Center of Contemporary Culture of Barcelona
Are we to conclude that the collective enthusiasm and radical hope associated with Tahrir Square, Gezi Park, Hong Kong Central, Zuccotti Park, the Puerta del Sol, and other sites of public demonstrations of the left were simply fleeting moments which now give way to an authoritarian backlash and repression coupled with reactionary populism? The criminalization of dissent is not new. And yet, the recent rise to power of right-wing populist movements and the fraternal consolidation among authoritarian leaders poses new challenges to movements for democratization and political self-determination, including the resistance to occupation, disenfranchisement, austerity, and statelessness and the struggle for freedom and equality among the marginalized, especially women and LGBTQ people. What happens when such movements are criminalized rather than protected by legal or human rights? How do we understand the criminalization of those who seek to support rescue migrants at sea or offer them food and water as they travel across the US Mexican border? How does the sphere of politics, and justice, open up as separate from the domain of law, or take form as a critique of legal violence? This workshop will provide a forum for discussing the political potential of various forms of what Hannah Arendt called “acting in concert” in the current political conjuncture. Guided by the conviction that any answer to this question must bring together theory, activism and experimental cultural practices and by provincializing Europe, we hope to engage a range of interlocutors for global discussion of resistance, civil disobedience, and the strike, foregrounding the ambivalent place of law in contemporary resistance movements.
Among the concrete questions we hope to pursue are these: What forms does emancipatory dissent take today; On which infrastructures and resources can it build? What are the new languages, performances, and experimental practices offered by new resistance movements? How can movements respond to the multivalent threat of violence coming from the extreme right, the state, the family, found on the border, in the streets, the home, the workplace, and online? Is it possible still for a collective commitment to non-violence to hold out radical potential in our times? What meaning can be given to collective self-defense? How do local, transnational and transregional interconnections build new forms of alliance—say, between the “Kurdish question” in Turkey, the “Catalan question” in Spain, the sustained colonization of Palestine, Ni Una Menos and the struggle against sexual violence and feminicidio throughout Latin America and Europe? What distinguishes the new repertoires of resistance on the left—from the occupation of public squares via dissent online to the feminist strike and practices of escrache that span post-dictatorial politics and anti-eviction movements? How does the left distinguish itself from those forms of right-wing protest that seek to absorb left rhetorics and tactics? What anti- or non-hegemonic forms of movement building are on the rise, and what is their relation to institutions? Is there a Left nationalism? A way to reinvent the party system? What is the future of municipalism in relation to transregional and transnational alliances built across networks both on- and offline? Are we creating from nothing, or recalling and reworking past struggles as we act? Do we act spontaneously, and can our actions translate into enduring and radical social transformation?

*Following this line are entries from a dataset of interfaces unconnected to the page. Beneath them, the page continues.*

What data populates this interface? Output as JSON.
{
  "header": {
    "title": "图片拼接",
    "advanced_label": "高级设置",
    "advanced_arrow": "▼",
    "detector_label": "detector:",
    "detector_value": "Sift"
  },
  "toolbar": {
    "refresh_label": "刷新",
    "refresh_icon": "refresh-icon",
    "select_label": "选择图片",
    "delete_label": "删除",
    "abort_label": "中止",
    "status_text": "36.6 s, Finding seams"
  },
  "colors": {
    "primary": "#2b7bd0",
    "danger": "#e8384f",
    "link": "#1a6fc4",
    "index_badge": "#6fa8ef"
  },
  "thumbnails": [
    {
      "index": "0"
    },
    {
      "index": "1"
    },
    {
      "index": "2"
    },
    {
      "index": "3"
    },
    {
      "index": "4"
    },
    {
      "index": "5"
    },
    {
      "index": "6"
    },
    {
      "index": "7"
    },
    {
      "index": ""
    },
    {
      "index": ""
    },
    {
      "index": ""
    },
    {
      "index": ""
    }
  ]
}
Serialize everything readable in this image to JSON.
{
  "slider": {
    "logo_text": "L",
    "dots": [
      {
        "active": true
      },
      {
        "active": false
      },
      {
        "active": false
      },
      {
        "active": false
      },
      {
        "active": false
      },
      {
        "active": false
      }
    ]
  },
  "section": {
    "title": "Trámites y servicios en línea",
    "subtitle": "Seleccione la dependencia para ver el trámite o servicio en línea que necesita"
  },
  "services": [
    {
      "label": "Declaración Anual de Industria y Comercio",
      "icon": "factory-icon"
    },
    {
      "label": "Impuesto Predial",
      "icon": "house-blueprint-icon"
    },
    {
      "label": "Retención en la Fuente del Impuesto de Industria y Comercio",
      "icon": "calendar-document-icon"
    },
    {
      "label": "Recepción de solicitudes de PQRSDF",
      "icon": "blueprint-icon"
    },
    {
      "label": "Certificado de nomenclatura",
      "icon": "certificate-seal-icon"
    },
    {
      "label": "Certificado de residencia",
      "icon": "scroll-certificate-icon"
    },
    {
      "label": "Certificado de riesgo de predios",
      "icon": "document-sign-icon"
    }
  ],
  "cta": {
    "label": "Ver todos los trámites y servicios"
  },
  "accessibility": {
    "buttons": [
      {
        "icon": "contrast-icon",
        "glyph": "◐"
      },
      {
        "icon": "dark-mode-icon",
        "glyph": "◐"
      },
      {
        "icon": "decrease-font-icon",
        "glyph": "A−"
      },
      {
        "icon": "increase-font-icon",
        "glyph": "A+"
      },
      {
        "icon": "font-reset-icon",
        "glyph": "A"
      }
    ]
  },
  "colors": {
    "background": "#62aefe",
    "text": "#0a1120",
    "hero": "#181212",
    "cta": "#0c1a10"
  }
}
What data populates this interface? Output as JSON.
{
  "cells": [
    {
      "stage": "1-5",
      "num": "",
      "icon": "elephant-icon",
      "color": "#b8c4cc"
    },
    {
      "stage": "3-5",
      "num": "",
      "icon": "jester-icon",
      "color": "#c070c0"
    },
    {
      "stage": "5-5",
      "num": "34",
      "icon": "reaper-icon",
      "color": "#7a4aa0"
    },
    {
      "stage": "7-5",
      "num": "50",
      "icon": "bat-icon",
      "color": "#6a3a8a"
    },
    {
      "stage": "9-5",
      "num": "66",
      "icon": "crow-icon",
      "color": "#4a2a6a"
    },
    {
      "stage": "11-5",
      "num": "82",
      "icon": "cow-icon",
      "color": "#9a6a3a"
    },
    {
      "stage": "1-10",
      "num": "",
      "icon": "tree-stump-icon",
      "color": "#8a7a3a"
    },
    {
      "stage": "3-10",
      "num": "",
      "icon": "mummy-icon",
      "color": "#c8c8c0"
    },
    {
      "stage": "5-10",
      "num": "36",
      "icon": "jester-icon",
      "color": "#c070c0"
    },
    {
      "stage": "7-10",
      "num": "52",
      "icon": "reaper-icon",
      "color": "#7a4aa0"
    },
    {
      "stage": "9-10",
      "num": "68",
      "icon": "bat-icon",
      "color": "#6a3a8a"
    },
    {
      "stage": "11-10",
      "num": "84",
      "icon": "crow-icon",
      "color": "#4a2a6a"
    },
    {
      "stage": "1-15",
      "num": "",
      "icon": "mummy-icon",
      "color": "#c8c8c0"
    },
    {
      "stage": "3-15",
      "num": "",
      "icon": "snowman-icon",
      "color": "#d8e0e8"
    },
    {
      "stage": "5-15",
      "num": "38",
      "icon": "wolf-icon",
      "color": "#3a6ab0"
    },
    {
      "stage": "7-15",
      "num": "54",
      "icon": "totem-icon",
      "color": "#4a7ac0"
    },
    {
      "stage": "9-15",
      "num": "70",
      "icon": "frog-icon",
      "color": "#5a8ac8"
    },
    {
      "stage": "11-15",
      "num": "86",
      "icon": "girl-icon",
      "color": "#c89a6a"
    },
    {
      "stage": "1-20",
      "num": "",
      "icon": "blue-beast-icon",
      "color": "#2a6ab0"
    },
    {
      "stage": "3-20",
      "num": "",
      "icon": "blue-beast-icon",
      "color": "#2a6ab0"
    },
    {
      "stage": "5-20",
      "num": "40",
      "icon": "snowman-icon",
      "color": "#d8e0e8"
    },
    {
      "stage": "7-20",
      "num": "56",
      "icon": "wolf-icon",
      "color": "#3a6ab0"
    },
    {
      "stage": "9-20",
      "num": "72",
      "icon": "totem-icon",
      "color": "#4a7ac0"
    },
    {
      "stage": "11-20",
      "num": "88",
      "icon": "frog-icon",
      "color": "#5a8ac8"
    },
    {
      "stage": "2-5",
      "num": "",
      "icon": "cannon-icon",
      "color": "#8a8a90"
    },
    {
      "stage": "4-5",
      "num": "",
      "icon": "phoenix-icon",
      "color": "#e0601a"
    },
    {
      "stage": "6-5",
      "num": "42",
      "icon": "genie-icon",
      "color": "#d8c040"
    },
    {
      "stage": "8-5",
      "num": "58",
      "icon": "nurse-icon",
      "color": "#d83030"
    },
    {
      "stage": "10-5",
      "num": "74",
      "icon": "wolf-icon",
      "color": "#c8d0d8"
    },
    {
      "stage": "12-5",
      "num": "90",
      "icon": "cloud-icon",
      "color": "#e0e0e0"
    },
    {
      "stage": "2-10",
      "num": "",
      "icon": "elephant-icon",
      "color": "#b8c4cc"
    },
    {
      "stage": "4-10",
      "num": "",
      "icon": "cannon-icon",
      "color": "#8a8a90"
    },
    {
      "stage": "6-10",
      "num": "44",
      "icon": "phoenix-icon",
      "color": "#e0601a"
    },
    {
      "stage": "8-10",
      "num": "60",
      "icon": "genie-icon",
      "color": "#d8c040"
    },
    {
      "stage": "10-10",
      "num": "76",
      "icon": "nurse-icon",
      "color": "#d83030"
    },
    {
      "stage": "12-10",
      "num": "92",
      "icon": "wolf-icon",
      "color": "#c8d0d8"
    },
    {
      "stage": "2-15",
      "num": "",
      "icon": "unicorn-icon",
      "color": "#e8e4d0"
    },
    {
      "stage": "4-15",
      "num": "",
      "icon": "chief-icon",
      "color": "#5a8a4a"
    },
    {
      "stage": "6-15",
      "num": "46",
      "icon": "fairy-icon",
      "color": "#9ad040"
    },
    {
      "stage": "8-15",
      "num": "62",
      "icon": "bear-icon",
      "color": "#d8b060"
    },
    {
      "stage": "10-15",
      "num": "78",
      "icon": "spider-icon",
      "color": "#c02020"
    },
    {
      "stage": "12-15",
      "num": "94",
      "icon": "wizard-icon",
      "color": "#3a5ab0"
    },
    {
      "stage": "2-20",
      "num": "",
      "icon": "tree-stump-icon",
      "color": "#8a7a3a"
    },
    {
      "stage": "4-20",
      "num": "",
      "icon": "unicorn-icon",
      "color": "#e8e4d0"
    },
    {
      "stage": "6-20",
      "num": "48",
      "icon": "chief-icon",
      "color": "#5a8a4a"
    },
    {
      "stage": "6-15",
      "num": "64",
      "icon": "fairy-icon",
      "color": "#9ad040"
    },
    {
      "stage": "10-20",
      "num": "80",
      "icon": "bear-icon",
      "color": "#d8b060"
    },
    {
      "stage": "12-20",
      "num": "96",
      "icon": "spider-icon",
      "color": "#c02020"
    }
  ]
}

Frei Universität, Berlin
Program and further details to be announced.